Internal Controls for Cash and Bank Accounts
Cash in the form of currency and coin represents the most vulnerable of resources available to an AVO in carrying out its mission and purpose. There does not have to be intentional actions in order for the AVO to suffer losses of cash; honest individuals make mistakes, poor recordkeeping and documentation lead to cash unaccounted for, and the lack of strict procedures to keep AVO cash separate from other cash (volunteers' personal cash) risks losses. Of course, though, unfortunately sometimes easy access to cash is just too much of a temptation for some individuals.
Money received into an AVO in the form of checks, while less prone to loss through honest mistakes, and safer than currency, is still subject to the risk of loss by individuals intent on relieving the AVO of some of its money.
Access to the funds the AVO has in the bank can be had through using AVO checks and AVO credit/debit cards. Controls to prevent inappropriate use of these are critical and procedures to detect errors (so that they can be corrected) or abuses (so that they can be stopped) as quickly as possible need to be designed carefully and implemented without fail. While corporations, larger non-profits, and even small businesses, having the advantage of employees and stable physical locations, can create strong internal controls over cash on hand and cash in the bank, AVOs have no employees and typically no designated physical location.

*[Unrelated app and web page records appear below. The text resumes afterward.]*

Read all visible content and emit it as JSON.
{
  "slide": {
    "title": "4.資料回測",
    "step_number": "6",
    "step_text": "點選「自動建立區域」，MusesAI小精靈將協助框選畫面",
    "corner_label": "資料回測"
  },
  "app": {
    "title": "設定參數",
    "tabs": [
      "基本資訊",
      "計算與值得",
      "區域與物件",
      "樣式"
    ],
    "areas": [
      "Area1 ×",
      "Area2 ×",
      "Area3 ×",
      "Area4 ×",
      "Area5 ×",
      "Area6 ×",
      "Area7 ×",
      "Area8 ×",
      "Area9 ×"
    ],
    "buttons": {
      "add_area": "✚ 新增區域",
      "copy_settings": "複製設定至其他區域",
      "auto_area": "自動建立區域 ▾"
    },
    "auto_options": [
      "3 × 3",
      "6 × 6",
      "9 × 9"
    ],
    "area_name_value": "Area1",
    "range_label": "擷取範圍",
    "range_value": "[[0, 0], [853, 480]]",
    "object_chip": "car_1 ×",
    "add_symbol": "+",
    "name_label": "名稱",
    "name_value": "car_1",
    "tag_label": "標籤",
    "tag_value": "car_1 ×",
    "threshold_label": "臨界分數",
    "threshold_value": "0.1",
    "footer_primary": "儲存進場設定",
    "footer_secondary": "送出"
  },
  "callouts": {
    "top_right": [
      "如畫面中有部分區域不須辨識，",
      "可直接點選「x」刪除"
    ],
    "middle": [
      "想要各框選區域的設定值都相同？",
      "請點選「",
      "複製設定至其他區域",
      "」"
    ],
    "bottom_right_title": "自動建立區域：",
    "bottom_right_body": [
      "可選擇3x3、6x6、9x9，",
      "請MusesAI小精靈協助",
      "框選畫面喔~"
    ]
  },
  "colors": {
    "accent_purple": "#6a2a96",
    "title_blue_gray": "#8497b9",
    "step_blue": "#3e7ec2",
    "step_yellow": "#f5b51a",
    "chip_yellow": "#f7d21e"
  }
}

Recommended controls in this resource to protect cash have been specifically designed for an AVO with no employees and no dedicated physical location and would not be appropriate for nonprofit organizations with employees and/or an office location.